Sens. Nellie Pou (D-35), chairwoman of the Commerce Committee, and Steve Oroho (R-24), a member of Senate Budget and Appropriations Committee, voiced their support for the plan.
The legislation, designed to capitalize on provisions of the federal Coronavirus Aid, Relief, and Economic Security (CARES) Act, will ensure furloughed employees retain health and pension benefits in addition to maximized payments.
At the same time, the senators argued it would generate millions in savings for businesses and provide benefits to taxpayers.
“Launching a statewide Job-Sharing Furlough Program provides savings today while many workers are restricted from performing their full duties, while providing needed savings, which could provide protection from layoffs in the future,” said Sen. Sweeney.

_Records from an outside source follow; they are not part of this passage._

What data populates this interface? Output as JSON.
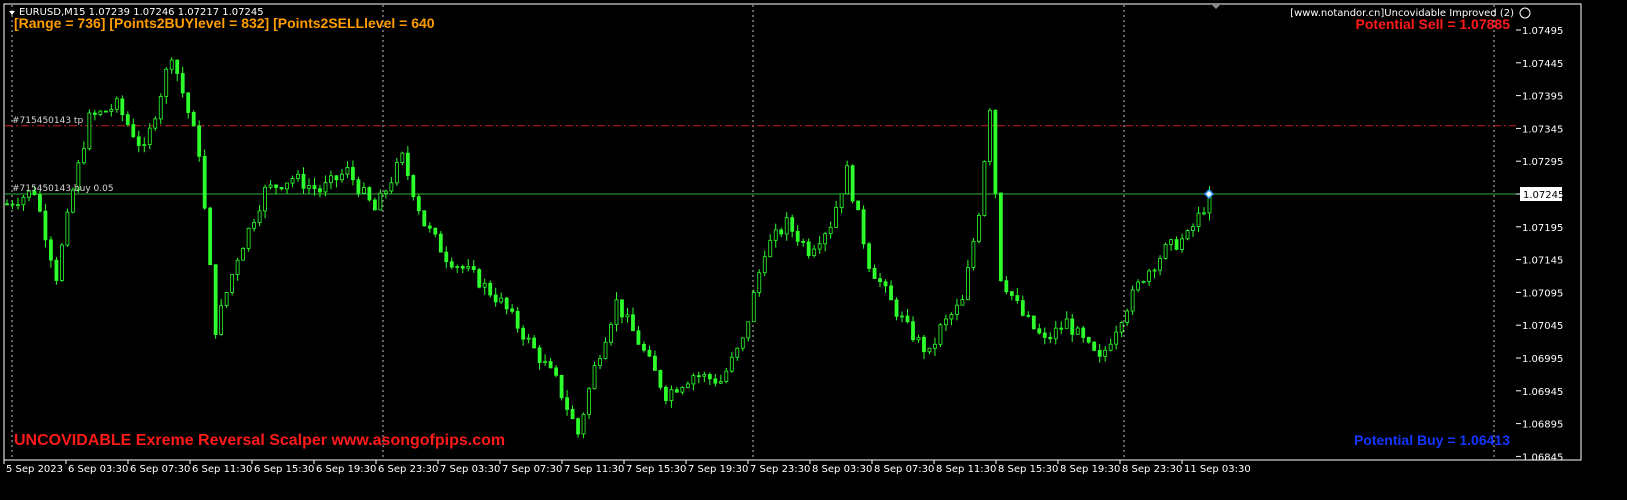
{
  "header": {
    "symbol_text": "EURUSD,M15  1.07239 1.07246 1.07217 1.07245",
    "stats_text": "[Range = 736]  [Points2BUYlevel = 832]  [Points2SELLlevel = 640",
    "copyright_text": "[www.notandor.cn]Uncovidable Improved (2)",
    "potential_sell_text": "Potential Sell = 1.07885"
  },
  "footer": {
    "brand_text": "UNCOVIDABLE Exreme Reversal Scalper www.asongofpips.com",
    "potential_buy_text": "Potential Buy = 1.06413"
  },
  "orders": {
    "tp_label": "#715450143 tp",
    "tp_price": 1.07349,
    "buy_label": "#715450143 buy 0.05",
    "buy_price": 1.07245
  },
  "colors": {
    "candle": "#2cff2c",
    "grid": "#c8c8c8",
    "tp_line": "#c8201e",
    "buy_line": "#2fb02f",
    "current_marker": "#2c9cff"
  },
  "chart_data": {
    "type": "candlestick",
    "symbol": "EURUSD",
    "timeframe": "M15",
    "last_bar": {
      "open": 1.07239,
      "high": 1.07246,
      "low": 1.07217,
      "close": 1.07245
    },
    "current_price": 1.07245,
    "ylim": [
      1.06845,
      1.07545
    ],
    "y_ticks": [
      "1.07495",
      "1.07445",
      "1.07395",
      "1.07345",
      "1.07295",
      "1.07245",
      "1.07195",
      "1.07145",
      "1.07095",
      "1.07045",
      "1.06995",
      "1.06945",
      "1.06895",
      "1.06845"
    ],
    "x_ticks": [
      "5 Sep 2023",
      "6 Sep 03:30",
      "6 Sep 07:30",
      "6 Sep 11:30",
      "6 Sep 15:30",
      "6 Sep 19:30",
      "6 Sep 23:30",
      "7 Sep 03:30",
      "7 Sep 07:30",
      "7 Sep 11:30",
      "7 Sep 15:30",
      "7 Sep 19:30",
      "7 Sep 23:30",
      "8 Sep 03:30",
      "8 Sep 07:30",
      "8 Sep 11:30",
      "8 Sep 15:30",
      "8 Sep 19:30",
      "8 Sep 23:30",
      "11 Sep 03:30"
    ],
    "day_separators_after": [
      "6 Sep 23:30",
      "7 Sep 23:30",
      "8 Sep 23:30"
    ],
    "grid": false,
    "close_path": [
      [
        0,
        1.0723
      ],
      [
        5,
        1.0725
      ],
      [
        9,
        1.0712
      ],
      [
        12,
        1.0725
      ],
      [
        15,
        1.0736
      ],
      [
        20,
        1.0738
      ],
      [
        25,
        1.0731
      ],
      [
        30,
        1.0746
      ],
      [
        35,
        1.0731
      ],
      [
        38,
        1.0704
      ],
      [
        42,
        1.0715
      ],
      [
        47,
        1.0725
      ],
      [
        52,
        1.0727
      ],
      [
        57,
        1.0725
      ],
      [
        62,
        1.0728
      ],
      [
        67,
        1.0722
      ],
      [
        72,
        1.073
      ],
      [
        76,
        1.072
      ],
      [
        80,
        1.0715
      ],
      [
        85,
        1.0712
      ],
      [
        90,
        1.0708
      ],
      [
        95,
        1.0702
      ],
      [
        100,
        1.0696
      ],
      [
        104,
        1.0688
      ],
      [
        107,
        1.0698
      ],
      [
        111,
        1.0708
      ],
      [
        115,
        1.0702
      ],
      [
        120,
        1.0694
      ],
      [
        125,
        1.0697
      ],
      [
        130,
        1.0696
      ],
      [
        134,
        1.0702
      ],
      [
        138,
        1.0716
      ],
      [
        142,
        1.072
      ],
      [
        146,
        1.0716
      ],
      [
        150,
        1.072
      ],
      [
        153,
        1.0728
      ],
      [
        157,
        1.0714
      ],
      [
        161,
        1.0708
      ],
      [
        164,
        1.0704
      ],
      [
        168,
        1.07
      ],
      [
        170,
        1.0704
      ],
      [
        174,
        1.0708
      ],
      [
        177,
        1.0722
      ],
      [
        179,
        1.0738
      ],
      [
        181,
        1.0712
      ],
      [
        185,
        1.0706
      ],
      [
        189,
        1.0702
      ],
      [
        193,
        1.0705
      ],
      [
        196,
        1.0702
      ],
      [
        199,
        1.0699
      ],
      [
        203,
        1.0706
      ],
      [
        207,
        1.0712
      ],
      [
        211,
        1.0716
      ],
      [
        215,
        1.0718
      ],
      [
        219,
        1.0724
      ]
    ]
  }
}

The New Jersey Job-Sharing Furlough Program would capitalize on two provisions contained within the $2.2 trillion CARES Act, signed into law March 27.
Capitalizing on CARES Provisions
The CARES Act provided for a $600 per week payment to workers laid off or furloughed due to the current coronavirus pandemic. Additionally, it provided for 100% reimbursement by the federal government for the cost of state unemployment benefits for any states enacting a job-sharing furlough program under an existing state law.
With the provision for the $600 payments set to end July 31, the senators reasoned the program would provide as much money as possible to New Jersey’s residents, and urged Gov. Phil Murphy and the Department of Labor and Workforce Development to launch immediately.
“Every day we delay costs us money. We have to do everything we can to save tax dollars now to avoid a bigger budget crisis later,” said Sen. Oroho.
Safeguarding County, Municipal Workers
The bill would be useful to municipal and county governments who feared laying off workers in light of future budget problems, according to Sen. Pou, who also highlighted the benefits for all New Jerseyans.
The program, as introduced by Pou and her colleagues, would guarantee future pension benefits would not be reduced, and that seniority could still be accrued.
“We should do everything we can to put more money in the pockets of New Jerseyans today so they will have more money to spend to recharge our economy when the coronavirus crisis ends,” he said.